Better Testing with Enzyme Today, we'll look at an open-source library maintained by Airbnb called Enzyme that makes testing fun and easy. Integration Testing Today we'll write tests to simulate how users interact with our application and will test the entire flow of our app in a live browser. Deployment Introduction Today, we'll explore the different pieces involved in deploying our application so the world can use our application out in the wild.
Deployment Today, we'll look through some ready-to-go options so we can get our site up and running. Continuous Integration Today we'll look through some continuous integration solutions available for us to run tests against as well as implement one to test our application in the cloud. Wrap-up and More Resources We've made it!
FAQ What is this? This course is a series of articles which teach you how to use React from the ground up. The series provides a step-by-step process you can use to learn React from an empty folder to a deployed React app. What if I get stuck?
Just send us an email and we'll be happy to help you get unstuck Who wrote this?
We're the authors of the Fullstack React Book Enroll in this free course. Ari Lerner Hi, I'm Ari. Connect with Ari on Twitter at auser. Easy to unsubscribe.

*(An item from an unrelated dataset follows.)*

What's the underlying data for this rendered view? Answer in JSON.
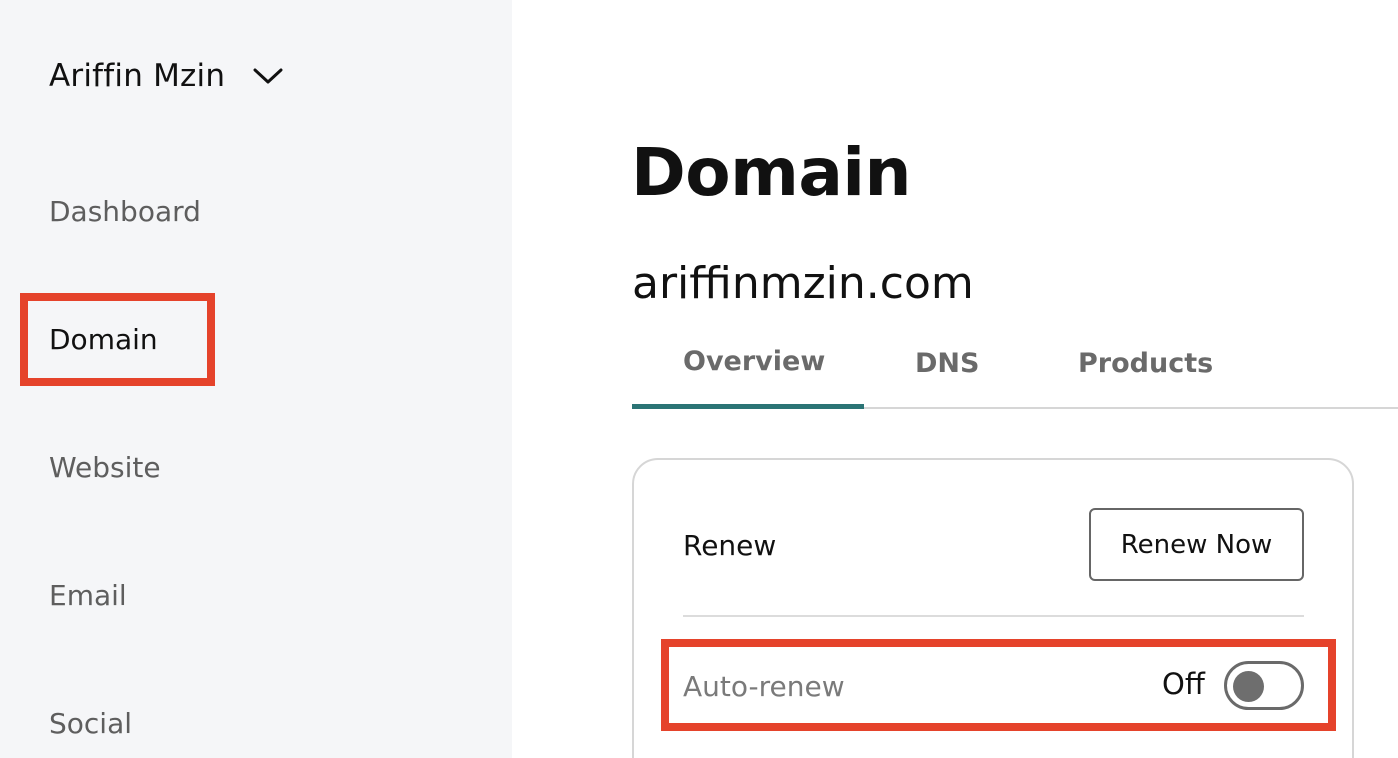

Therefore, as CSS itself has specifications for printed materials, surely we should be able to use it? The simplest way a user can generate a PDF is via their browser. Sadly, this PDF is usually not altogether satisfactory!
To start with, it will have the headers and footers which are automatically added when you print something from a webpage. It will also be formatted according to your print stylesheet — assuming you have one. The problem we run into here is the poor support of the fragmentation specification in browsers; this may mean that the content of your pages breaks in unusual ways. This means that you may be unable to prevent suboptimal breaking of content, with headers being left as the last item on the page, and so on.
In addition, we have no ability to control the content in the page margin boxes, e. These things are part of the Paged Media spec, but have not been implemented in any browser. Printing Using Browser Rendering Engines There are ways to print to PDF using browser rendering engines, without going through the print menu in the browser, and ending up with headers and footers as if you had printed the document. The most popular options in response to my tweet were wkhtmltopdf, and printing using headless Chrome and Puppeteer.
Each topic is presented clearly and concisely. Chapters include common problems and how to avoid them.